Iran’s economy entered into recession for a second consecutive year, as crippling US sanctions took their toll on the economy, virtually wiping out Tehran’s ability to earn revenues from the sale of crude oil and condensates.
Although Iran is trying to reduce its reliance on oil exports by increasing taxes and cutting energy subsidies, it is battling annual inflation levels of up to 50 per cent, according to the Institute of International Finance.
US sanctions have jolted the Islamic republic’s fragile banking system, aggravating problems for financial institutions, which struggled even before the reintroduction of US sanctions. Iran is unable to conduct business in the US dollar and fear of being penalised by Washington has dissuaded countries and corporates from doing business with Tehran.
“Our estimates show that the Iranian economy has contracted by 4.6 per cent in fiscal year 2018-19 [ending March] as a result of the sanctions,” said Garbis Iradian, IIF's chief economist for the Middle East and North Africa. “We expect the contraction to deepen to 7.2 per cent in the current fiscal year, 2019-20.”
The IIF’s projections of a deeper economic contraction and consumer price inflation follow the International Monetary Fund’s estimates released last year.
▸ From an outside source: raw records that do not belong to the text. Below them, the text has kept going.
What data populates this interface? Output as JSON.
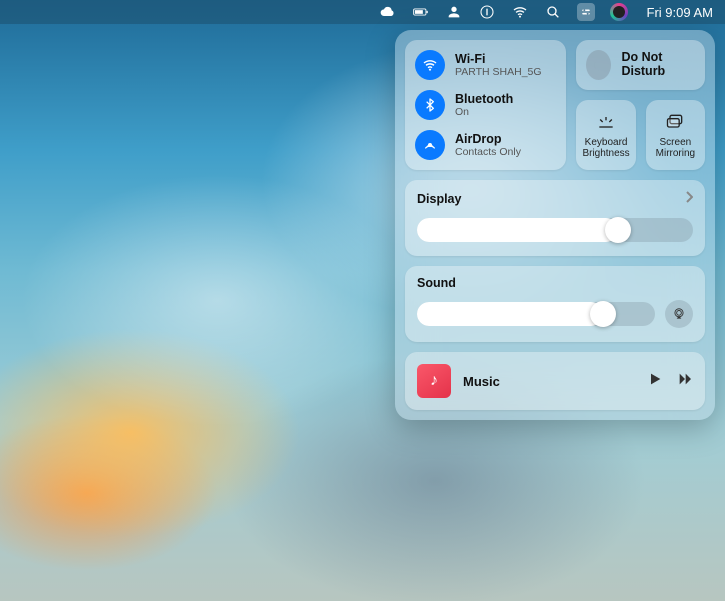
{
  "menubar": {
    "time_label": "Fri 9:09 AM",
    "icons": {
      "cloud": "cloud-icon",
      "battery": "battery-icon",
      "user": "user-icon",
      "onepassword": "password-manager-icon",
      "wifi": "wifi-icon",
      "search": "spotlight-icon",
      "control_center": "control-center-icon",
      "siri": "siri-icon"
    }
  },
  "control_center": {
    "connectivity": {
      "wifi": {
        "title": "Wi-Fi",
        "subtitle": "PARTH SHAH_5G",
        "enabled": true
      },
      "bluetooth": {
        "title": "Bluetooth",
        "subtitle": "On",
        "enabled": true
      },
      "airdrop": {
        "title": "AirDrop",
        "subtitle": "Contacts Only",
        "enabled": true
      }
    },
    "dnd": {
      "title": "Do Not Disturb",
      "enabled": false
    },
    "keyboard_brightness": {
      "label": "Keyboard Brightness"
    },
    "screen_mirroring": {
      "label": "Screen Mirroring"
    },
    "display": {
      "title": "Display",
      "value_pct": 73
    },
    "sound": {
      "title": "Sound",
      "value_pct": 78
    },
    "now_playing": {
      "app": "Music"
    }
  }
}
The Washington-based lender said inflation is set to surge to nearly 40 per cent or more as Tehran struggles to keep its economy afloat. It projected Iran’s economy, which contracted 3.9 per cent in 2018, and more than 9 per cent last year to shrink by 6 per cent in 2020.
Most of the economic contraction, the IIF said, is due to the sharp decline in volume of exports of crude oil and condensates, which dropped from a peak of 2.8 million barrels per day in May 2018 to less than 0.4 million bpd in recent months. Washington has a goal of reducing Iranian crude output to zero.
The fall in imports has only partly offset the “drastic decline” in exports and Iran’s current account balance has shifted to a small deficit for the first time since 1998. The country’s official reserves are likely to decline further to $73 billion (Dh267.9bn) by March 2020 – a $40bn loss in just two years.
“We also estimate a decline in nominal GDP of $97bn to $275bn in FY 2018-19,” Mr Iradian said.
The US, which unilaterally pulled out of the Iran nuclear deal, slapped Tehran with economic sanctions in May 2018, hitting the oil and gas sector hard. Proceeds from the sale of hydrocarbons is the biggest revenue earner for the country and US sanctions have denied Iran's government more than $10bn, US officials said last year. Foreign investments into Iran have also dried up, including disruption of major business deals with the European Union.
The unemployment rate has also increased to 17 per cent, with youth unemployment of around 30 per cent, one of the main drivers of protests against the regime. A rise in taxes and reduction of energy subsidies also added fuel to public fury that led to violent unrest in November 2019, which prompted a severe crackdown from Tehran.
While the protests ebbed for a few weeks, they resumed on January 11 after Iranian authorities admitted mistakenly shooting down a Ukrainian passenger aircraft carrying 176 passengers, which included 82 Iranians. The protests are demanding a wholesale change in leadership, as Tehran tries to grapple with the latest wave of civil unrest in the country.
European powers have also triggered the dispute process in the 2015 nuclear deal with Iran after Tehran announced it is breaching the enrichment limits.
France, the UK and Germany accused the Iranian regime of continuously violating “key” restrictions, which set clear limits on Iran’s efforts to develop its nuclear capabilities. In a joint statement on Tuesday the European powers said they had “no choice, given Iran’s actions” to refer the case to the dispute resolution mechanism.